- cost of the two exams
- heart worm testing for both dogs
- four booster vaccinations each
- joint supplements for one dog
- a three month refill on chewable flea and tick preventive for both dogs
Now, when you add in the costs of their heart worm preventive and flea and tick preventative for the entire year that’s another $350. Your pet may have other recurring expenses to consider, but for me, I will need to be saving about $1,000 annually to cover these expenses. If you have smaller pets or only one pet, you’re costs will likely be less, and if you have more pets your costs will likely be higher.
Additionally, if you also cover your pets with a pet health insurance plan you may want to build into your initial savings goal the cost of your insurance deductible too. This way if an unexpected injury or illness does occur you’ve already planned ahead and will have the funds you’ll need to cover the upfront costs. Using myself as an example again, the pet insurance plan I use to cover my two dogs through Healthy Paws requires a $500 deductible each, or another $1,000.
If you don’t have pet health insurance coverage it would also be a very good idea to plan on saving up more than just want is need to cover your known annual expenses. This will help pad your pet saving account with extra funds in case an emergency does arise. You don’t want to be stuck having to think about finances when your pet’s life is on the line, trust me I’ve been there and it is heart wrenching. Plan ahead!
Step 2: Determine how much to save monthly for your pet costs.
Once you’ve determined how much you need to save in total for your pet’s veterinary costs for the year, the next step is to determine how much you need to put into your pet savings account each month to cover these expenses. So for myself, I’d take the $2,000 that I determined earlier, and divide that by 12 to determine the amount I need to save monthly, which is about $167.

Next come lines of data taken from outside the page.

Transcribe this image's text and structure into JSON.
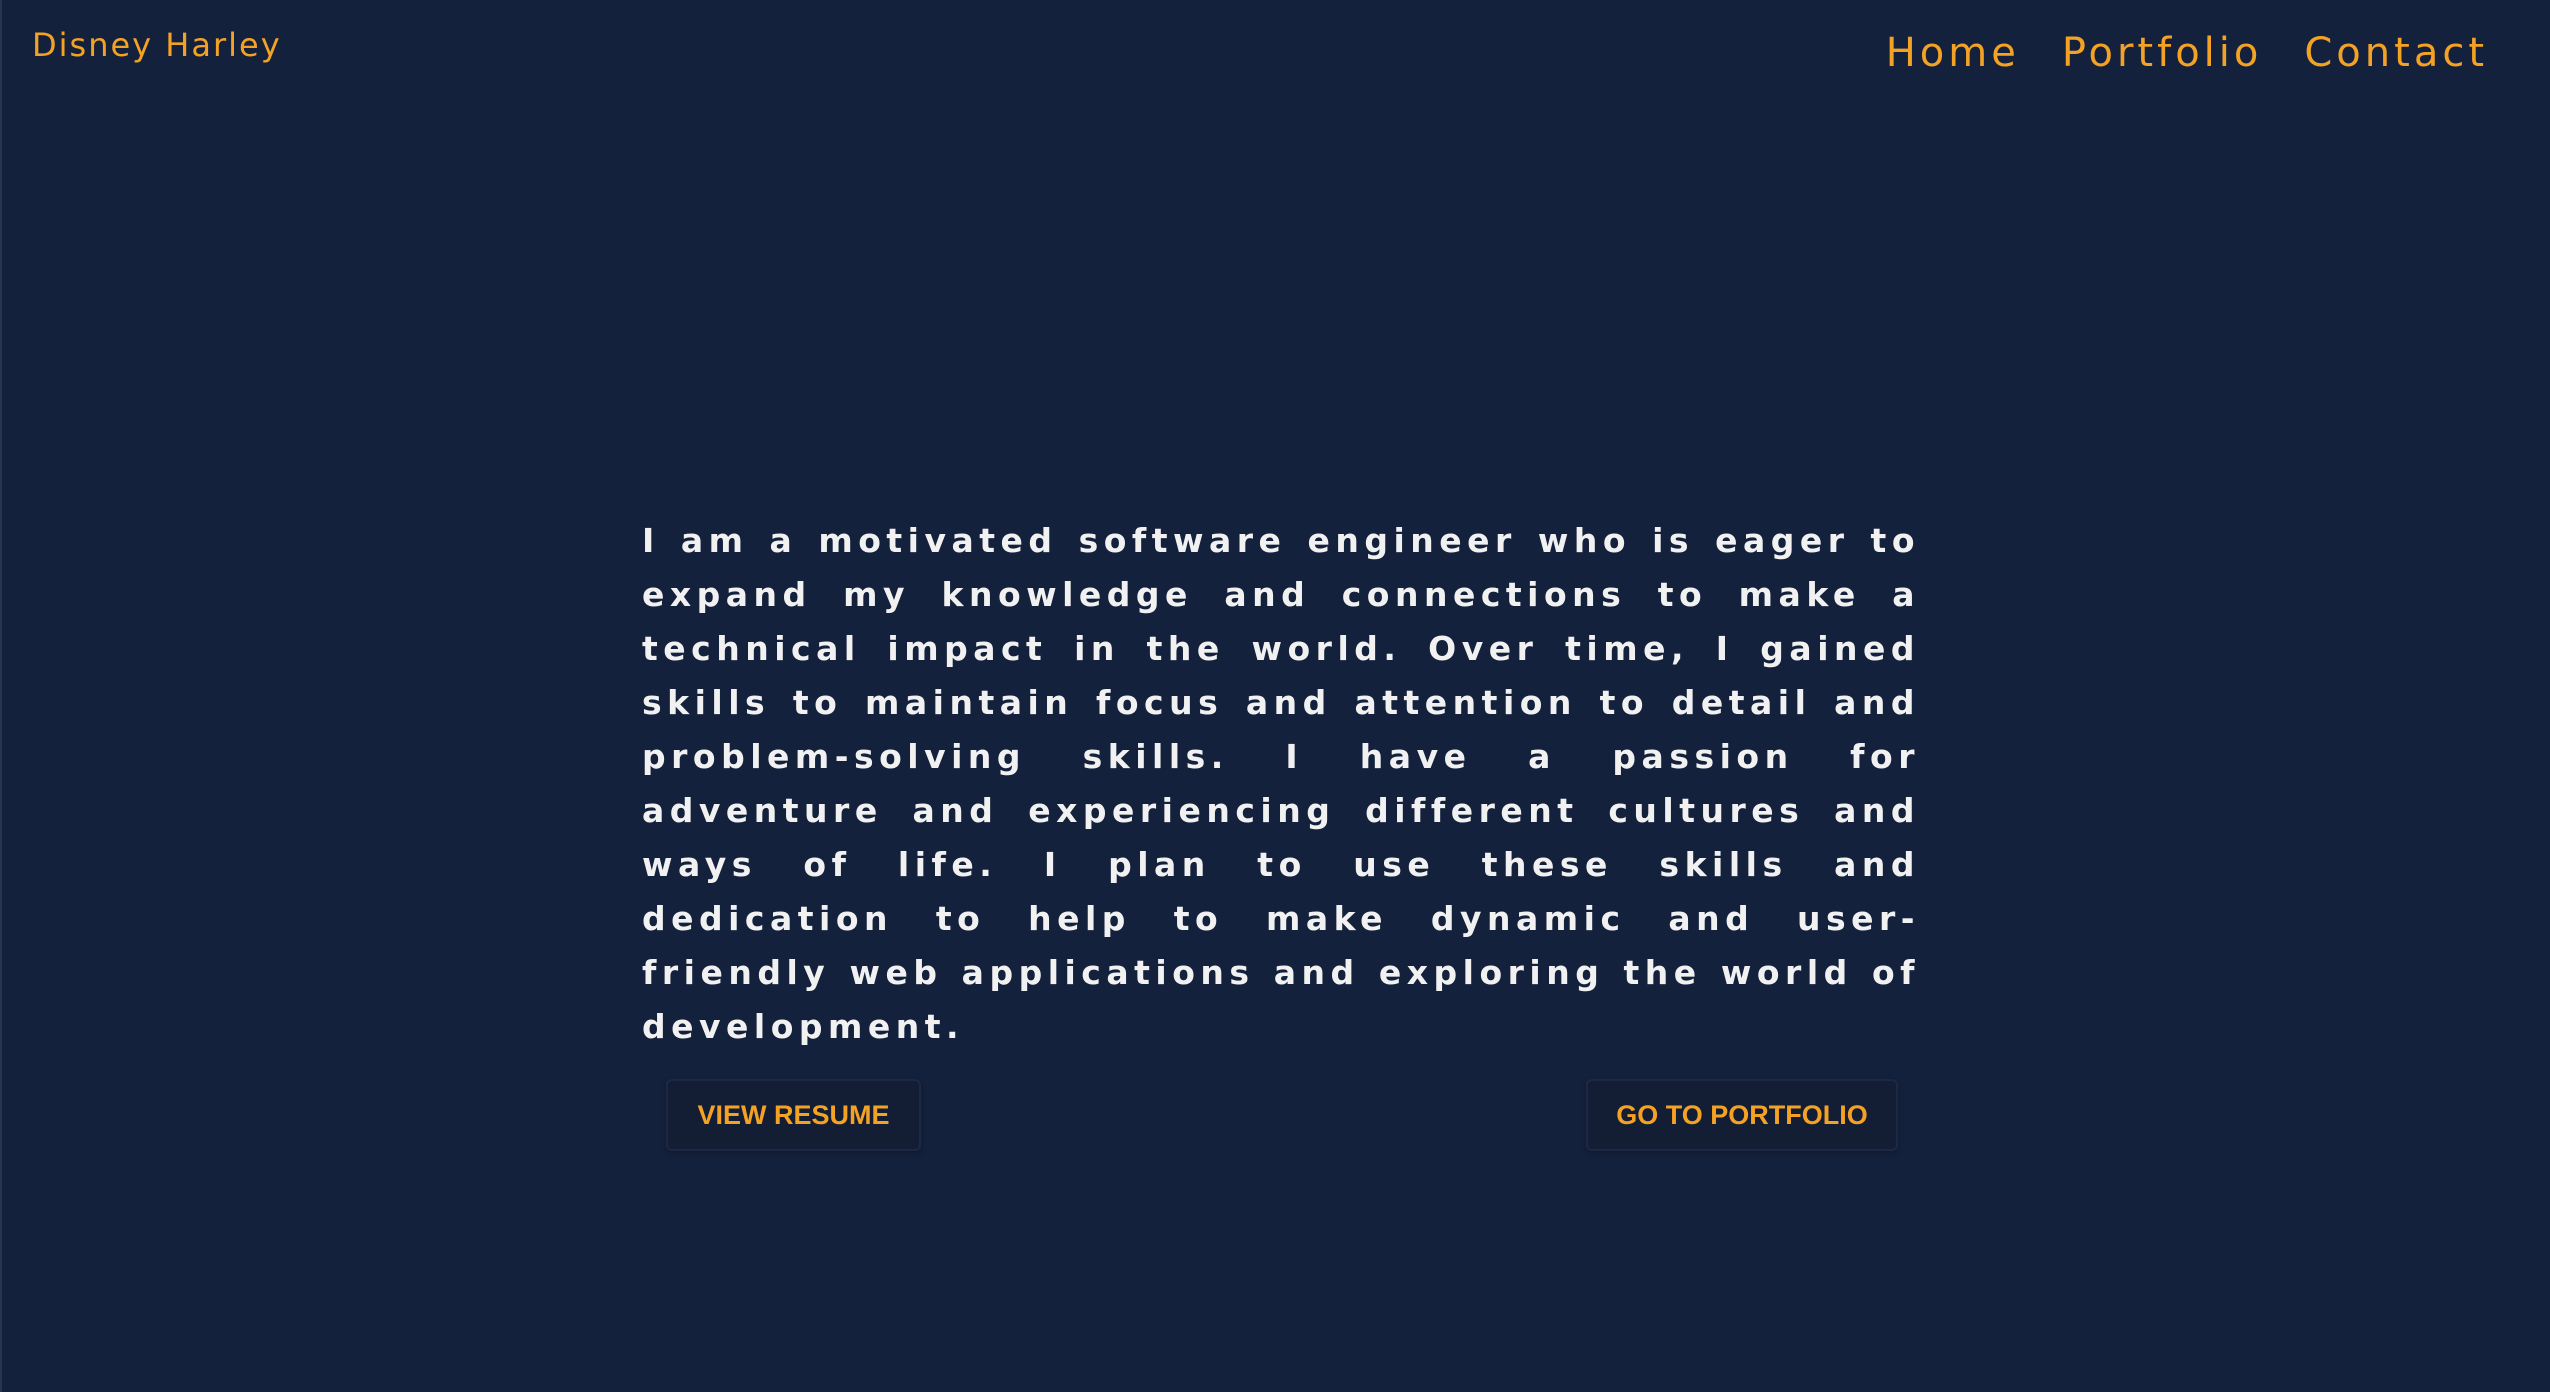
{
  "header": {
    "brand": "Disney Harley",
    "nav": [
      {
        "label": "Home"
      },
      {
        "label": "Portfolio"
      },
      {
        "label": "Contact"
      }
    ]
  },
  "main": {
    "bio": "I am a motivated software engineer who is eager to expand my knowledge and connections to make a technical impact in the world. Over time, I gained skills to maintain focus and attention to detail and problem-solving skills. I have a passion for adventure and experiencing different cultures and ways of life. I plan to use these skills and dedication to help to make dynamic and user-friendly web applications and exploring the world of development.",
    "buttons": {
      "resume": "VIEW RESUME",
      "portfolio": "GO TO PORTFOLIO"
    }
  },
  "colors": {
    "background": "#14213d",
    "accent": "#f4a224",
    "text": "#f1f1f1"
  }
}
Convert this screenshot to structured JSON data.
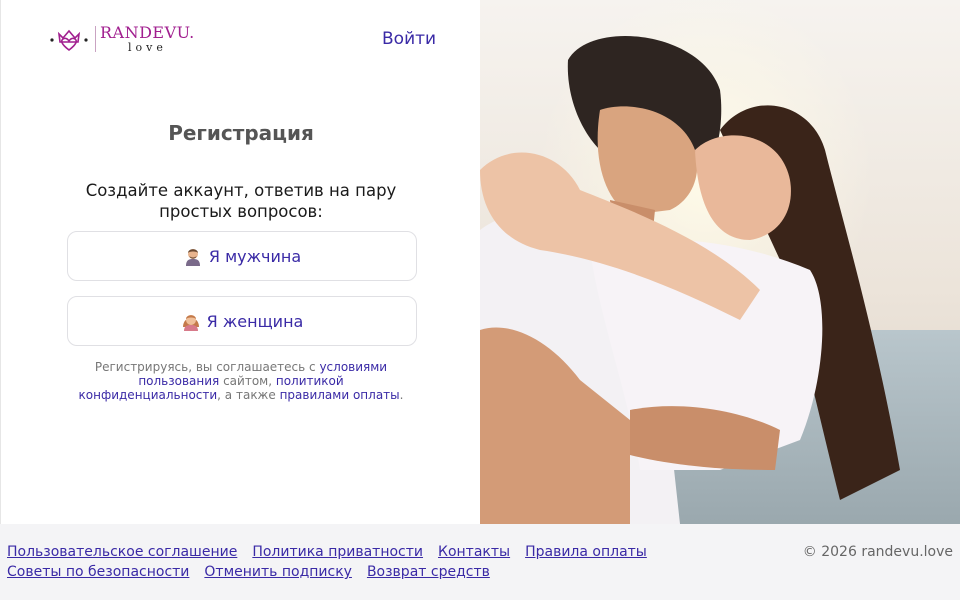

Again, the specific amount you need to save could be higher or lower than my example depending upon your pet’s health needs, size, breed, or if you have pet insurance to consider. Larger dogs tend to have higher costs than smaller dogs and cats, and for you lizard lovers, I’m really not sure what health costs are involved with taking care of a lizard, but follow the steps I’ve given you and I’m confident you’ll figure it out.
Step 3: Start saving money in your pet savings account.
The final step is to actually start putting money into your pet savings account. I suggest setting up recurring automatic transfers into your pet savings account; this makes it effortless to save money each month for your pet’s expenses. Each financial institution will have different options for setting up recurring automatic transfers.
If the money you’re transferring into your pet savings account is coming from an account at the same financial institution you should be able to do this yourself within your online banking account. However, if you are planning to transfer money from an account at a different financial institution, you may need to call your financial institution to have them help you set up the recurring transfer via an ACH.
If you choose to make manual transfers into your pet account make sure you’re actually going to do it. If you’re not setting aside the funds as you’ve planned you’ll end up short when it comes time for the next vet visit.
Pet Savings Accounts Recap
Opening a pet savings account is a good way to help you plan ahead for the expenses related to caring for your pet, especially health care expenses. Even if you have pet insurance coverage, using a pet savings account will help you cover the gaps in your coverage plan. To ensure you’re getting the most benefit from a pet savings account it’s best to set up automatic transfers into the account, so when the time comes to visit the vet the funds you need are readily available.
Get more information about planning for your pet related expenses on episode 51 of our Good Money Moves podcast.